In the early 19th century, the name ‘Khiva’ struck fear into the hearts of Western explorers. The capital of a famously sadistic despots known as the ‘Khans’ (direct descendants of the redoubtable Genghis Khan), it served as the final staging post for caravans bound across the desert to Iran. Today, the town occupies an incongruous bulge in the border with Turkmenistan, in Uzbekistan’s far west, but is easily accessible by road via the city of Urgench.
Evidence of Khiva’s former prominence is an exceptional ensemble of monuments, whose jade-green and blue-glazed domes soar above a belt of medieval mud walls. Most have been immaculately restored, yet they attract far less attention than those of either Samarkand or Bukhara.

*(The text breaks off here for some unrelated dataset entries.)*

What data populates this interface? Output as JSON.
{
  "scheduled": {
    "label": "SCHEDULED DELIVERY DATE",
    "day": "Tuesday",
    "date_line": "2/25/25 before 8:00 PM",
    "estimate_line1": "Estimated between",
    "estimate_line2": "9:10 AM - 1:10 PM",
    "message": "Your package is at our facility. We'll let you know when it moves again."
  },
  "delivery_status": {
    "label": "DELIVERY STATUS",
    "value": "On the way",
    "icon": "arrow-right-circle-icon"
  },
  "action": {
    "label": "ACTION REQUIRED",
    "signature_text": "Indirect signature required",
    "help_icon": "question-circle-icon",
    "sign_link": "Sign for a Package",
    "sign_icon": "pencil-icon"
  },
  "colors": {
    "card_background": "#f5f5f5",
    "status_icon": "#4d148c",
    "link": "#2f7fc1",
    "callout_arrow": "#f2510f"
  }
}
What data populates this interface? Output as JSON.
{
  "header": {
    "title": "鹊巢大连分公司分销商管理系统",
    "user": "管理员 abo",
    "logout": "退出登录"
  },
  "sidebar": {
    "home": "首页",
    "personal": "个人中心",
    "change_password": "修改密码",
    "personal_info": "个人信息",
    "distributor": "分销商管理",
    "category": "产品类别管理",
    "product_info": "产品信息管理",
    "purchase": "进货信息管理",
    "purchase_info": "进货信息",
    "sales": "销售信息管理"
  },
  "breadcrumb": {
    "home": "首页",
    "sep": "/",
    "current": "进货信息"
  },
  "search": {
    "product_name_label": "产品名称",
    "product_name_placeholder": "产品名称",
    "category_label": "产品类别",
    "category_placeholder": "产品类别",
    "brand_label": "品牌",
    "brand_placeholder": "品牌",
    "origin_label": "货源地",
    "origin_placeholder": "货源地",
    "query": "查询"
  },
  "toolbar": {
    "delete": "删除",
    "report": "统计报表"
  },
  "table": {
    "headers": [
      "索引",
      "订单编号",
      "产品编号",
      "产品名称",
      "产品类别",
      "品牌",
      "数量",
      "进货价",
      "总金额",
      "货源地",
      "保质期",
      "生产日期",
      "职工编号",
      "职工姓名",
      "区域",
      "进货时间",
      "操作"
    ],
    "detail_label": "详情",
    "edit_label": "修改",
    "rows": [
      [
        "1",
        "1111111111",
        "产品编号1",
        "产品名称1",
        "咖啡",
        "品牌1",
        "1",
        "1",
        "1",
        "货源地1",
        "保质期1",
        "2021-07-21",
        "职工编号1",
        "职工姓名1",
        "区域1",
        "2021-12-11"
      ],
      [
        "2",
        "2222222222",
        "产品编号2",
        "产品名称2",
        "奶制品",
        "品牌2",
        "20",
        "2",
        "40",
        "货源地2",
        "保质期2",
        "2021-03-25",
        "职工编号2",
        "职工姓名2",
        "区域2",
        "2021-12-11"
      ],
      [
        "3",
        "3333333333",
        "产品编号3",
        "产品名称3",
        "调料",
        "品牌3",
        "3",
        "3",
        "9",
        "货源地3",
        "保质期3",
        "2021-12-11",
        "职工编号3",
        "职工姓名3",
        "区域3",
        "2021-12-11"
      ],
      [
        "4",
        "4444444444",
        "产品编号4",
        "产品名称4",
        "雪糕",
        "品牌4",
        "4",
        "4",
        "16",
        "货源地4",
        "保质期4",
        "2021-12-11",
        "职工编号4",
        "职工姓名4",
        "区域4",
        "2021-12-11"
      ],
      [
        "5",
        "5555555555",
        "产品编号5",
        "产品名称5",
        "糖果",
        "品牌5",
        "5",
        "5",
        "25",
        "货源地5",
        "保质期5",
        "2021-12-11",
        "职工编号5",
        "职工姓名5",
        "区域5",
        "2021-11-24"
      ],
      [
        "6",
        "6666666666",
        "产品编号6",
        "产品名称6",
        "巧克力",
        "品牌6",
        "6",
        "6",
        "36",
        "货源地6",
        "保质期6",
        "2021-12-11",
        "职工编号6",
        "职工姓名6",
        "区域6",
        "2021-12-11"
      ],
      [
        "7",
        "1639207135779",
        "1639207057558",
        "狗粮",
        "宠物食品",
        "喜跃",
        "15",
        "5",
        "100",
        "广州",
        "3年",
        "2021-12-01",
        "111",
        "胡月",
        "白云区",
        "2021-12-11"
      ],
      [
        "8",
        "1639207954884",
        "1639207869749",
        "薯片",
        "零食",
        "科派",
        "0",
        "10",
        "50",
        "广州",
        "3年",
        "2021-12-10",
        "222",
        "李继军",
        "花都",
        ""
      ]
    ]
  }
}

The defining landmark here is the Kalta Minar, a squat, elaborately tiled minaret which was never completed because the Khan who commissioned it died before work on the top section could be finished. Like most of the town’s major sights, it dates from the 19th century, although vestiges of much older civilizations punctuate the winding streets of Itchan Kala, the inner walled city. An example is the Djuma Mosque, whose brick domes are supported by pillars that were originally carved from black elm and apricot wood more than a thousand years ago, when Zoroastrianism still held sway in the region.